Your assignment: Filter the listing below, copying every line in which the word "arrow" appears.

Extracted entries:
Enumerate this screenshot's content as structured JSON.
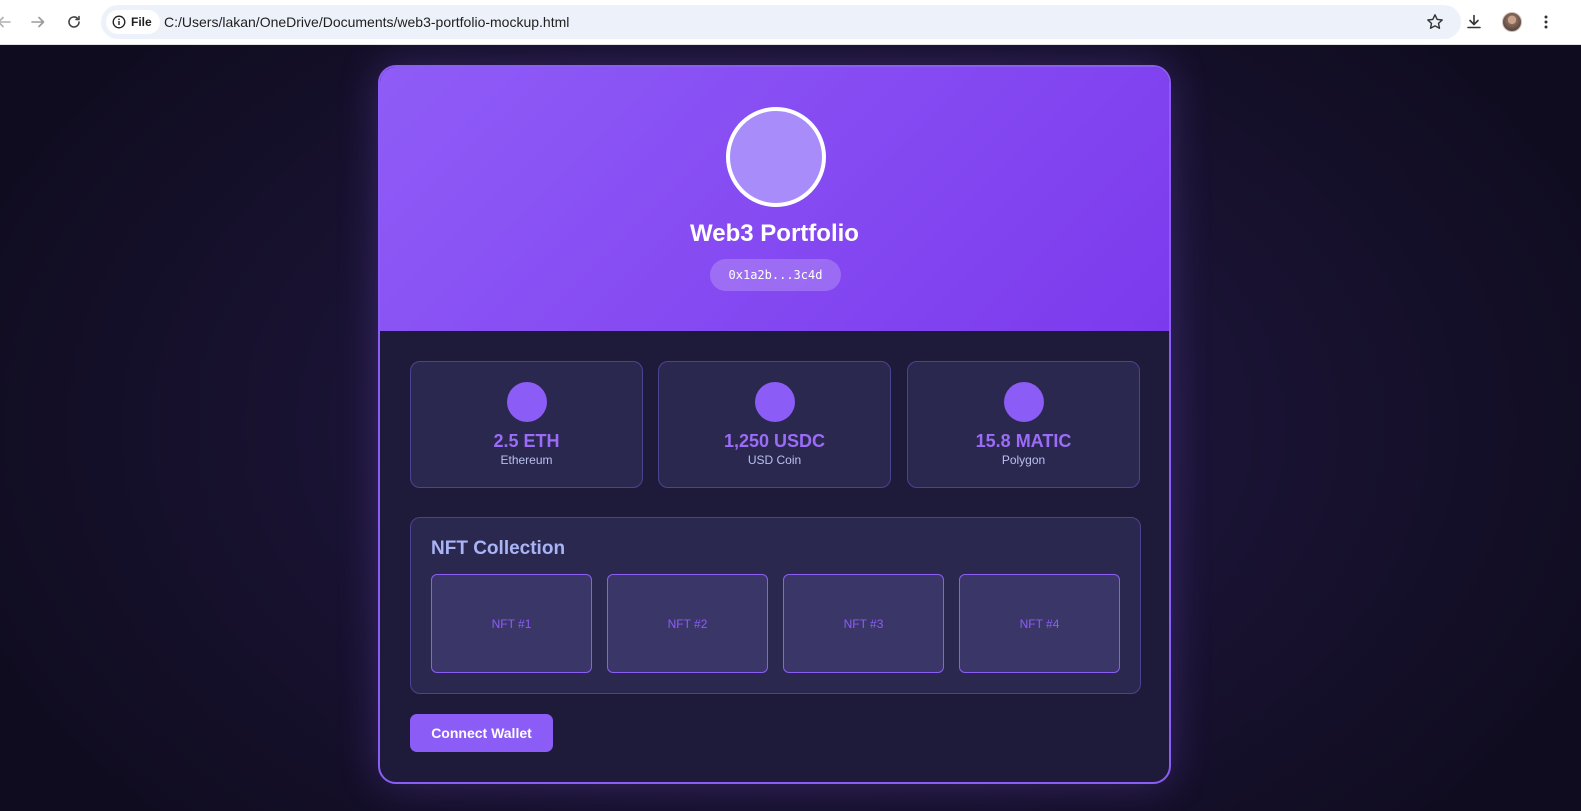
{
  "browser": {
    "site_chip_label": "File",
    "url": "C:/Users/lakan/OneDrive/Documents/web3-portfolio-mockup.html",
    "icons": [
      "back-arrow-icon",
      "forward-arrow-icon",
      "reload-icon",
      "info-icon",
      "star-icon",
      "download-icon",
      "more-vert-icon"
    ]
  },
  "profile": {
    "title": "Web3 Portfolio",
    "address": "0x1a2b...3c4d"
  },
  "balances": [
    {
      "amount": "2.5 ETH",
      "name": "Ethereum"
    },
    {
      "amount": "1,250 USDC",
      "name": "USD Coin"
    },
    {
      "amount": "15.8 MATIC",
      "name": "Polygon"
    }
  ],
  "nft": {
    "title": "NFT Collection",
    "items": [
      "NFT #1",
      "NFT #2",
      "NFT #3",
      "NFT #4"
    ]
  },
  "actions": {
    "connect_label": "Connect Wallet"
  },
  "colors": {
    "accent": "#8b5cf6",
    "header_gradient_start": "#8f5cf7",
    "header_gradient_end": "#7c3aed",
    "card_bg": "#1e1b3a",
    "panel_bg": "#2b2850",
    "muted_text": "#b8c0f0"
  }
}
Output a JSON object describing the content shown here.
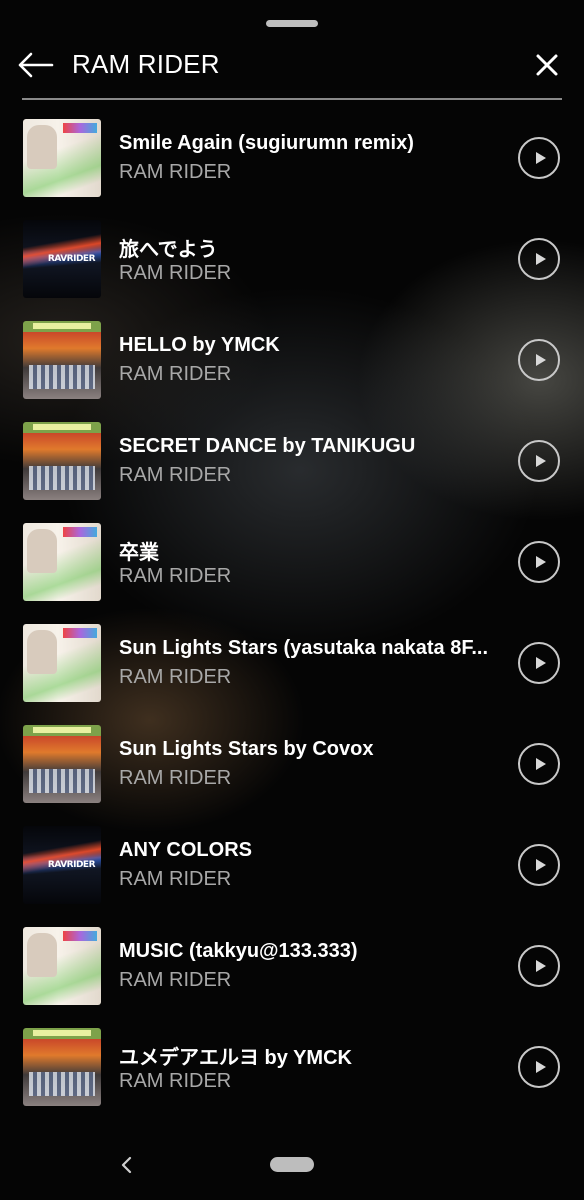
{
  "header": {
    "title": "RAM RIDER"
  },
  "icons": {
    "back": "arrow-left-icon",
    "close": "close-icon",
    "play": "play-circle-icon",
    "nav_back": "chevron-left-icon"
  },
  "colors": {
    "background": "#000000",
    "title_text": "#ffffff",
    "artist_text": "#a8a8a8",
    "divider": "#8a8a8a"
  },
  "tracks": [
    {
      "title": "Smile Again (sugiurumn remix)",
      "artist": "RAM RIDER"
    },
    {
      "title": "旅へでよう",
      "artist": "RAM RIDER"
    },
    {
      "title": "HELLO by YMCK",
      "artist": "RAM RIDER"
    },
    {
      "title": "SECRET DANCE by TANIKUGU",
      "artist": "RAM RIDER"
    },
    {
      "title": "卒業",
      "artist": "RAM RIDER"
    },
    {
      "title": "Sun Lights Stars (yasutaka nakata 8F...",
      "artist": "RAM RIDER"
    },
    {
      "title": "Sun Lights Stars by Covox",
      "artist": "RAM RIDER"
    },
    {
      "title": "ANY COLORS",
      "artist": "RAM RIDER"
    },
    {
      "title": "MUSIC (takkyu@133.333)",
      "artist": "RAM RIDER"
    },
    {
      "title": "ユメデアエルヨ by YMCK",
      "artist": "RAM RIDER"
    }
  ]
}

Solution to this problem:
      "back-arrow-icon",
      "forward-arrow-icon",
    "back": "arrow-left-icon",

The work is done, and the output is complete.